Write the records out exactly as shown. No pictures.
===== Record extracts
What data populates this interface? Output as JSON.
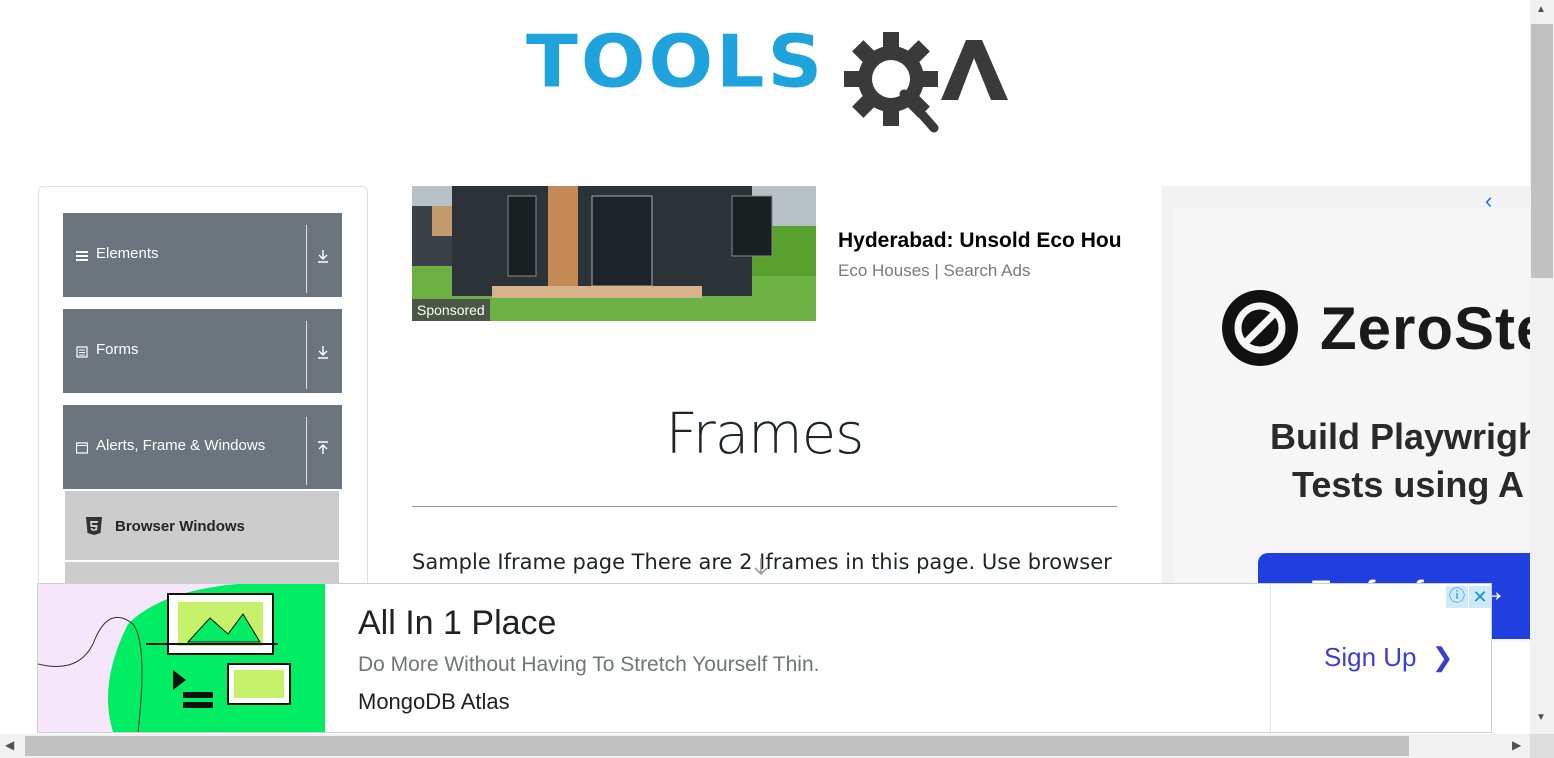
{
  "logo": {
    "text_tools": "TOOLS",
    "text_qa": "QA"
  },
  "sidebar": {
    "groups": [
      {
        "label": "Elements",
        "icon": "menu-icon",
        "arrow": "download-arrow-icon"
      },
      {
        "label": "Forms",
        "icon": "form-icon",
        "arrow": "download-arrow-icon"
      },
      {
        "label": "Alerts, Frame & Windows",
        "icon": "window-icon",
        "arrow": "upload-arrow-icon"
      }
    ],
    "active_item": {
      "label": "Browser Windows",
      "icon": "html5-icon"
    }
  },
  "ad_top": {
    "badge": "Sponsored",
    "headline": "Hyderabad: Unsold Eco Hou",
    "source": "Eco Houses | Search Ads"
  },
  "main": {
    "title": "Frames",
    "text": "Sample Iframe page There are 2 Iframes in this page. Use browser"
  },
  "ad_right": {
    "brand": "ZeroSte",
    "headline_line1": "Build Playwrigh",
    "headline_line2": "Tests using A",
    "cta": "Try for free →",
    "back_icon": "‹"
  },
  "ad_bottom": {
    "title": "All In 1 Place",
    "description": "Do More Without Having To Stretch Yourself Thin.",
    "brand": "MongoDB Atlas",
    "cta": "Sign Up",
    "cta_icon": "❯",
    "info_icon": "ⓘ",
    "close_icon": "✕"
  },
  "colors": {
    "accent_blue": "#1ea3dc",
    "sidebar_group": "#6c757d",
    "sidebar_active": "#cccccc",
    "cta_blue": "#1f3fe0",
    "mongodb_green": "#00ed64"
  }
}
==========
▸ **Output for this task**
What data populates this interface? Output as JSON.
{
  "logo": {
    "text_tools": "TOOLS",
    "text_qa": "QA"
  },
  "sidebar": {
    "groups": [
      {
        "label": "Elements",
        "icon": "menu-icon",
        "arrow": "download-arrow-icon"
      },
      {
        "label": "Forms",
        "icon": "form-icon",
        "arrow": "download-arrow-icon"
      },
      {
        "label": "Alerts, Frame & Windows",
        "icon": "window-icon",
        "arrow": "upload-arrow-icon"
      }
    ],
    "active_item": {
      "label": "Browser Windows",
      "icon": "html5-icon"
    }
  },
  "ad_top": {
    "badge": "Sponsored",
    "headline": "Hyderabad: Unsold Eco Hou",
    "source": "Eco Houses | Search Ads"
  },
  "main": {
    "title": "Frames",
    "text": "Sample Iframe page There are 2 Iframes in this page. Use browser"
  },
  "ad_right": {
    "brand": "ZeroSte",
    "headline_line1": "Build Playwrigh",
    "headline_line2": "Tests using A",
    "cta": "Try for free →",
    "back_icon": "‹"
  },
  "ad_bottom": {
    "title": "All In 1 Place",
    "description": "Do More Without Having To Stretch Yourself Thin.",
    "brand": "MongoDB Atlas",
    "cta": "Sign Up",
    "cta_icon": "❯",
    "info_icon": "ⓘ",
    "close_icon": "✕"
  },
  "colors": {
    "accent_blue": "#1ea3dc",
    "sidebar_group": "#6c757d",
    "sidebar_active": "#cccccc",
    "cta_blue": "#1f3fe0",
    "mongodb_green": "#00ed64"
  }
}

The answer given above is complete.